This report highlights some features of high quality and poor quality services. These are not definitive or by any means complete. They are, however, useful as a starting point for further discussion and debate about quality both in early childhood services and in the wider early childhood sector.
Effective leadership is vital in high quality early childhood education. The role of well-qualified and experienced leaders in leading learning rather than just focusing on managing the day-to-day operation of the service is crucial to improving quality. Recommendations in ERO’s recent national evaluation reports highlight the need for effective, professional leadership to improve assessment practice, self review and the responsiveness of services to Māori children and their whānau. This requires ongoing support for leaders at all levels of the sector to build leadership capacity and capability.
Regular, planned and targeted professional development is shown to have a positive influence on managers’ and educators’ practice. Services need to be pro-active in identifying priorities for development and seek relevant support either from within their service or from an external provider.
An ongoing issue in early childhood education has been the difficulty some services have faced in meeting qualification requirements. ERO has found that having all educators qualified does not on its own ensure high quality education for children, where other aspects are absent.
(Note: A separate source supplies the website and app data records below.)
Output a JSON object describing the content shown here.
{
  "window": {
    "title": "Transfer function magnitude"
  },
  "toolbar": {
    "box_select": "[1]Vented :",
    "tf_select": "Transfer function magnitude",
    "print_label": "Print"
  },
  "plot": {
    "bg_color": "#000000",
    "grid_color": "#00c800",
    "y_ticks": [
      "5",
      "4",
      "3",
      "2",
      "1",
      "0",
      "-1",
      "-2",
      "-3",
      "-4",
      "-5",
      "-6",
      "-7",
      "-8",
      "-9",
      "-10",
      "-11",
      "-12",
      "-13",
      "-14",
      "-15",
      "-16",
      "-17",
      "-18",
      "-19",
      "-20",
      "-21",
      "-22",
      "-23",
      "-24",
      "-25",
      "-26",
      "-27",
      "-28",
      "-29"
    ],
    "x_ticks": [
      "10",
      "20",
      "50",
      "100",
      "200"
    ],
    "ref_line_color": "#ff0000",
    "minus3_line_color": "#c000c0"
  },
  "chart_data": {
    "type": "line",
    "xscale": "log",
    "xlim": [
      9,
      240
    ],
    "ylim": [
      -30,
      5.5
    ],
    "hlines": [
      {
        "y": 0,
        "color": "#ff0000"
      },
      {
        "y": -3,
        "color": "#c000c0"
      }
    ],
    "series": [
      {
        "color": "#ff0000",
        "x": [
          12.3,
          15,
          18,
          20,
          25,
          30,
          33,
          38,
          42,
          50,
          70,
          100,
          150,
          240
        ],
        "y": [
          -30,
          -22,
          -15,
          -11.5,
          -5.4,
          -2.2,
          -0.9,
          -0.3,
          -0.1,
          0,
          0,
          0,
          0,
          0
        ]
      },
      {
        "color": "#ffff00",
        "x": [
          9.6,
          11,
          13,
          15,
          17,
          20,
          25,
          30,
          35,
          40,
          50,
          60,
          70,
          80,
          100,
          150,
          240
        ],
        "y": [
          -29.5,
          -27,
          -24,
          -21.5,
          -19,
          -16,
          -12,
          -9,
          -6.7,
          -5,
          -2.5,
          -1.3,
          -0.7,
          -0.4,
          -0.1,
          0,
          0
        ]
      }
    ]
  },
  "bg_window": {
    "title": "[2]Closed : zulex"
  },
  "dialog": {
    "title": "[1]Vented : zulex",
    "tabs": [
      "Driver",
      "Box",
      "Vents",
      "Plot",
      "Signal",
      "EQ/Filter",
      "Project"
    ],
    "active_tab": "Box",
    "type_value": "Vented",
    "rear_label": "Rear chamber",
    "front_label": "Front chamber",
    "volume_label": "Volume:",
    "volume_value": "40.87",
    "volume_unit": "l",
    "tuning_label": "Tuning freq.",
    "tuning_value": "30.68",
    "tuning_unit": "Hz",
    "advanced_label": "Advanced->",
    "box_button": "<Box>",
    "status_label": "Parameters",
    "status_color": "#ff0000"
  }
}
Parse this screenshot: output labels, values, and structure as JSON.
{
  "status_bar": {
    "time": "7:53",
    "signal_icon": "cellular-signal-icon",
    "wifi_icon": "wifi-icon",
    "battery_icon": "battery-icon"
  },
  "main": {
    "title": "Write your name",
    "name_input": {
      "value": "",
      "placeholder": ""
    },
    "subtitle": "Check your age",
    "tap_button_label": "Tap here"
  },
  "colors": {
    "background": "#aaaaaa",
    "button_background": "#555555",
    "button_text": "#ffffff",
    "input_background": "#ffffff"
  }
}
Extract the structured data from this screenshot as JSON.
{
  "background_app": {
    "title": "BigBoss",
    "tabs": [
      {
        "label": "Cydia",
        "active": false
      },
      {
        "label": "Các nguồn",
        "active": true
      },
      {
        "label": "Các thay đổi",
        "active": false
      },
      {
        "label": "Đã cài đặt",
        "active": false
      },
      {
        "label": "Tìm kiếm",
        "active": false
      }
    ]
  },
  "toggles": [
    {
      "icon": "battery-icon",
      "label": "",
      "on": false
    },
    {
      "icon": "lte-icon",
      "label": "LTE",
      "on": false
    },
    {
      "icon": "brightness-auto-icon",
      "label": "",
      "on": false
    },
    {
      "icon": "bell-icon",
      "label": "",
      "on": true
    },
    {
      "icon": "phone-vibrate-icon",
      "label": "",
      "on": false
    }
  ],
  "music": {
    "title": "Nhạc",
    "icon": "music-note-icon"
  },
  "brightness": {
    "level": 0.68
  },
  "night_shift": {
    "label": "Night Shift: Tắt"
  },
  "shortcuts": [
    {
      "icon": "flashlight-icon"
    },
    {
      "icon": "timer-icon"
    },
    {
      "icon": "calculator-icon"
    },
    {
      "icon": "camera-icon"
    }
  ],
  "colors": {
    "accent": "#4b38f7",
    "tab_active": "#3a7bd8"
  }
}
Although qualifications are important, it is the combination of the factors discussed in this report that contributes to the overall quality of provision for children.
Where services are experiencing difficulty or need additional help, in areas identified by ERO and/or by the service, support needs to be timely and focused on building capability and capacity. A stronger accountability and compliance focus may be necessary for some services along with a wider range of interventions. Opportunities for high quality services to work collaboratively with other services in clusters or in regions may be useful.
Underpinning high quality provision is the capacity of services to review their own performance and improve practice. Through ongoing, robust self review services can find out what is working well and demonstrate what this means for all children at their service. They can also identify what they need to work on to improve quality.
ERO’s external evaluation in individual services is an opportunity for them to discuss what they know about quality in their service.
ERO’s Framework and Resources for Early Childhood Education Reviews 1states:
In ERO’s experience, the quality of self review in the early childhood sector is variable. Where services are carrying out high quality self review, the results of self review will be used to inform ERO evaluations. In many services, however, self review is not highly developed. In such cases ERO reviews will aim, through the external evaluation process, to support the development of self review within the early childhood sector.
Self review can help services consider what high quality looks like and engage managers and educators in discussions with ERO about improvement and quality. External review and self review can be used together to bring about ongoing improvement.
Appendix 1 includes ERO’s Chain of Quality and lists questions services can use to review aspects of quality. These are based on the evaluative questions in ERO’s Framework and Resources for Early Childhood Education Reviews2 and on The Chain of Quality.
Appendix 2 is a list of ERO’s national evaluation reports about early childhood education published between 1994 and 2010. Some of these reports include indicators of good practice that services could use in their self review. Reports are available on ERO’s website www.ero.govt.nz, or on request to: firstname.lastname@example.org.